-- Problem to solve --
Could you retype all of the entries below word for word?
****************************************
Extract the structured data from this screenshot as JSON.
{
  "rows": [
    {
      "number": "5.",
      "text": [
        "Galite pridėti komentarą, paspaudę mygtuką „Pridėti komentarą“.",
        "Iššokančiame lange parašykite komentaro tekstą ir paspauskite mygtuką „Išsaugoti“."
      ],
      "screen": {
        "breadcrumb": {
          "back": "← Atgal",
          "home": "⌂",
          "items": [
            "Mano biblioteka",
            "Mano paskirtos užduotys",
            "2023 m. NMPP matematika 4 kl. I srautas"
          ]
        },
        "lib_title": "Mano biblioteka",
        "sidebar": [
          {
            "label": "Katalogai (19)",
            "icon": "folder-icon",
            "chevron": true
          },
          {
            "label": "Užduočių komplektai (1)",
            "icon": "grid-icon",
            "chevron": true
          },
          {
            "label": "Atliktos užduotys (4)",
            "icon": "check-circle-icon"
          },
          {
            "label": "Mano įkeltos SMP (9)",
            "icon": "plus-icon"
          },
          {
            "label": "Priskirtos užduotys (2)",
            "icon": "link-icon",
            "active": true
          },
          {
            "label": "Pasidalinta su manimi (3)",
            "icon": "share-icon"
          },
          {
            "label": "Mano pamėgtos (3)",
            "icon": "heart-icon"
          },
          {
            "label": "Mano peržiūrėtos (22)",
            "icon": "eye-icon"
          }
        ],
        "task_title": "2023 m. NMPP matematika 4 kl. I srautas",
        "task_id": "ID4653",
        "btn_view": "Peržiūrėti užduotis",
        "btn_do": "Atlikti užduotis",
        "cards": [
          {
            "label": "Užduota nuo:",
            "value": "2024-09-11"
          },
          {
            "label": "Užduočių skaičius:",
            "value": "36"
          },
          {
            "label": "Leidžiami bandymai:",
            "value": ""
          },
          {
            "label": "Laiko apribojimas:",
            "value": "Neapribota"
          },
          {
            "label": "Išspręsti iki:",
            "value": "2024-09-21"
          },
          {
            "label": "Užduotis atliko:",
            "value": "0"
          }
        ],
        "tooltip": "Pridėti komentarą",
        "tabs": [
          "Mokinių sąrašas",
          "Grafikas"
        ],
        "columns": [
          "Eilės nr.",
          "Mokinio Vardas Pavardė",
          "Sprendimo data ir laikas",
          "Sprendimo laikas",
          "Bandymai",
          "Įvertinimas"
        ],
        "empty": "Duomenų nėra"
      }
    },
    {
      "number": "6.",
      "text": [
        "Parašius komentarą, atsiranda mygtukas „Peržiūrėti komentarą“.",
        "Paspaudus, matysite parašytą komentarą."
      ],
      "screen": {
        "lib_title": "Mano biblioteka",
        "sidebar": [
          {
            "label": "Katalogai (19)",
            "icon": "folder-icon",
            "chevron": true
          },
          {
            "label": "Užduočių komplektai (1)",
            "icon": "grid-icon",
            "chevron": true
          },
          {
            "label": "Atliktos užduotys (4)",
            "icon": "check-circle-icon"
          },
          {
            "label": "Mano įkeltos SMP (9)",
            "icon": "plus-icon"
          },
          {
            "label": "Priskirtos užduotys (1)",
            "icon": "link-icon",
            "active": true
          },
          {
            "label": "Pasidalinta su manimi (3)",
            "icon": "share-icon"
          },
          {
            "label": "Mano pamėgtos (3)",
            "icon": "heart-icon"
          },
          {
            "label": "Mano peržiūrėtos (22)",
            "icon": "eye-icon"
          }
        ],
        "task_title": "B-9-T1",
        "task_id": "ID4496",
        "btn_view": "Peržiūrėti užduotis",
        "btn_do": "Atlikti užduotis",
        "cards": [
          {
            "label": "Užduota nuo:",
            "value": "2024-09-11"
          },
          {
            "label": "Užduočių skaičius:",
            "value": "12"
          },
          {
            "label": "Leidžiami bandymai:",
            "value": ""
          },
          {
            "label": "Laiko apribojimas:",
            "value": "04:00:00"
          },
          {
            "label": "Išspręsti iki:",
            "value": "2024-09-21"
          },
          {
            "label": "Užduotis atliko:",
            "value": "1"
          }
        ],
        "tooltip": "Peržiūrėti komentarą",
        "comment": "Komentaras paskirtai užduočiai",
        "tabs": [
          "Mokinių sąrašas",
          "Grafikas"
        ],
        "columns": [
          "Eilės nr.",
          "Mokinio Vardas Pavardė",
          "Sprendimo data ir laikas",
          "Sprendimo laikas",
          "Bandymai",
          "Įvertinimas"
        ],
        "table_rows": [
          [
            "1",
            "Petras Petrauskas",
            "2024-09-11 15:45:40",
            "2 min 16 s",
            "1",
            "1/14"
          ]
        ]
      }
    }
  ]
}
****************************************
-- Written response --
Extract the structured data from this screenshot as JSON.
{
  "rows": [
    {
      "number": "5.",
      "text": [
        "Galite pridėti komentarą, paspaudę mygtuką „Pridėti komentarą“.",
        "Iššokančiame lange parašykite komentaro tekstą ir paspauskite mygtuką „Išsaugoti“."
      ],
      "screen": {
        "breadcrumb": {
          "back": "← Atgal",
          "home": "⌂",
          "items": [
            "Mano biblioteka",
            "Mano paskirtos užduotys",
            "2023 m. NMPP matematika 4 kl. I srautas"
          ]
        },
        "lib_title": "Mano biblioteka",
        "sidebar": [
          {
            "label": "Katalogai (19)",
            "icon": "folder-icon",
            "chevron": true
          },
          {
            "label": "Užduočių komplektai (1)",
            "icon": "grid-icon",
            "chevron": true
          },
          {
            "label": "Atliktos užduotys (4)",
            "icon": "check-circle-icon"
          },
          {
            "label": "Mano įkeltos SMP (9)",
            "icon": "plus-icon"
          },
          {
            "label": "Priskirtos užduotys (2)",
            "icon": "link-icon",
            "active": true
          },
          {
            "label": "Pasidalinta su manimi (3)",
            "icon": "share-icon"
          },
          {
            "label": "Mano pamėgtos (3)",
            "icon": "heart-icon"
          },
          {
            "label": "Mano peržiūrėtos (22)",
            "icon": "eye-icon"
          }
        ],
        "task_title": "2023 m. NMPP matematika 4 kl. I srautas",
        "task_id": "ID4653",
        "btn_view": "Peržiūrėti užduotis",
        "btn_do": "Atlikti užduotis",
        "cards": [
          {
            "label": "Užduota nuo:",
            "value": "2024-09-11"
          },
          {
            "label": "Užduočių skaičius:",
            "value": "36"
          },
          {
            "label": "Leidžiami bandymai:",
            "value": ""
          },
          {
            "label": "Laiko apribojimas:",
            "value": "Neapribota"
          },
          {
            "label": "Išspręsti iki:",
            "value": "2024-09-21"
          },
          {
            "label": "Užduotis atliko:",
            "value": "0"
          }
        ],
        "tooltip": "Pridėti komentarą",
        "tabs": [
          "Mokinių sąrašas",
          "Grafikas"
        ],
        "columns": [
          "Eilės nr.",
          "Mokinio Vardas Pavardė",
          "Sprendimo data ir laikas",
          "Sprendimo laikas",
          "Bandymai",
          "Įvertinimas"
        ],
        "empty": "Duomenų nėra"
      }
    },
    {
      "number": "6.",
      "text": [
        "Parašius komentarą, atsiranda mygtukas „Peržiūrėti komentarą“.",
        "Paspaudus, matysite parašytą komentarą."
      ],
      "screen": {
        "lib_title": "Mano biblioteka",
        "sidebar": [
          {
            "label": "Katalogai (19)",
            "icon": "folder-icon",
            "chevron": true
          },
          {
            "label": "Užduočių komplektai (1)",
            "icon": "grid-icon",
            "chevron": true
          },
          {
            "label": "Atliktos užduotys (4)",
            "icon": "check-circle-icon"
          },
          {
            "label": "Mano įkeltos SMP (9)",
            "icon": "plus-icon"
          },
          {
            "label": "Priskirtos užduotys (1)",
            "icon": "link-icon",
            "active": true
          },
          {
            "label": "Pasidalinta su manimi (3)",
            "icon": "share-icon"
          },
          {
            "label": "Mano pamėgtos (3)",
            "icon": "heart-icon"
          },
          {
            "label": "Mano peržiūrėtos (22)",
            "icon": "eye-icon"
          }
        ],
        "task_title": "B-9-T1",
        "task_id": "ID4496",
        "btn_view": "Peržiūrėti užduotis",
        "btn_do": "Atlikti užduotis",
        "cards": [
          {
            "label": "Užduota nuo:",
            "value": "2024-09-11"
          },
          {
            "label": "Užduočių skaičius:",
            "value": "12"
          },
          {
            "label": "Leidžiami bandymai:",
            "value": ""
          },
          {
            "label": "Laiko apribojimas:",
            "value": "04:00:00"
          },
          {
            "label": "Išspręsti iki:",
            "value": "2024-09-21"
          },
          {
            "label": "Užduotis atliko:",
            "value": "1"
          }
        ],
        "tooltip": "Peržiūrėti komentarą",
        "comment": "Komentaras paskirtai užduočiai",
        "tabs": [
          "Mokinių sąrašas",
          "Grafikas"
        ],
        "columns": [
          "Eilės nr.",
          "Mokinio Vardas Pavardė",
          "Sprendimo data ir laikas",
          "Sprendimo laikas",
          "Bandymai",
          "Įvertinimas"
        ],
        "table_rows": [
          [
            "1",
            "Petras Petrauskas",
            "2024-09-11 15:45:40",
            "2 min 16 s",
            "1",
            "1/14"
          ]
        ]
      }
    }
  ]
}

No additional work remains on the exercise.